Below is a playlist of some of The Undertones best tracks, which really show the beginnings of what we now call Pop-Punk.
Soul Pancake began as a book by actor Rainn Wilson, you probably know him as Dwight Schrute, and a few of his friends. The book discussed what they viewed to be some of life’s most important questions and thoughts. These were then transferred to a website and most recently a YouTube Channel.
The only non-rotating series on the channel is Art Attack, wherein artists are given a single word theme and asked to create a piece while being filmed time-lapse style. The videos are uploaded each Friday and are typically about 5 minutes long for easy digestion. Quite inspiring and always entertaining, Art Attack showcases some great talent in all sorts of mediums. <br/ >
I really love playlists. Particularly well-crafted ones that fit to a particular mood. Thus, about once a month I build some sort of master list of songs fitting my mood. This December I’m really enjoying sparse, empty music.
I don’t know if it was the recent release of How To Destroy Angels’ An Omen EP or what, but empty soundscapes are really catching my ear right now. I re-listened to the first HTDA EP, as well as Trent Reznor’s various ambient work for scores and such; from there I’ve been revisiting a lot of electronic stuff like Burial and some of the more atmospheric Moby albums.

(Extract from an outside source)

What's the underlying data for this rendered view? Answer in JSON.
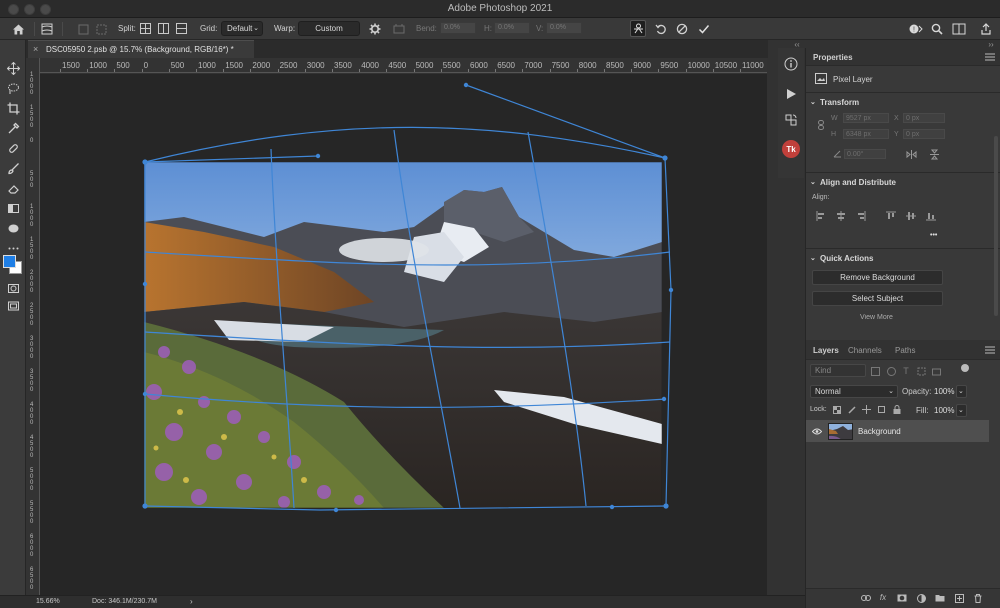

Below I’ve compiled a brief list of some of the tracks I’ve really been digging in this phase.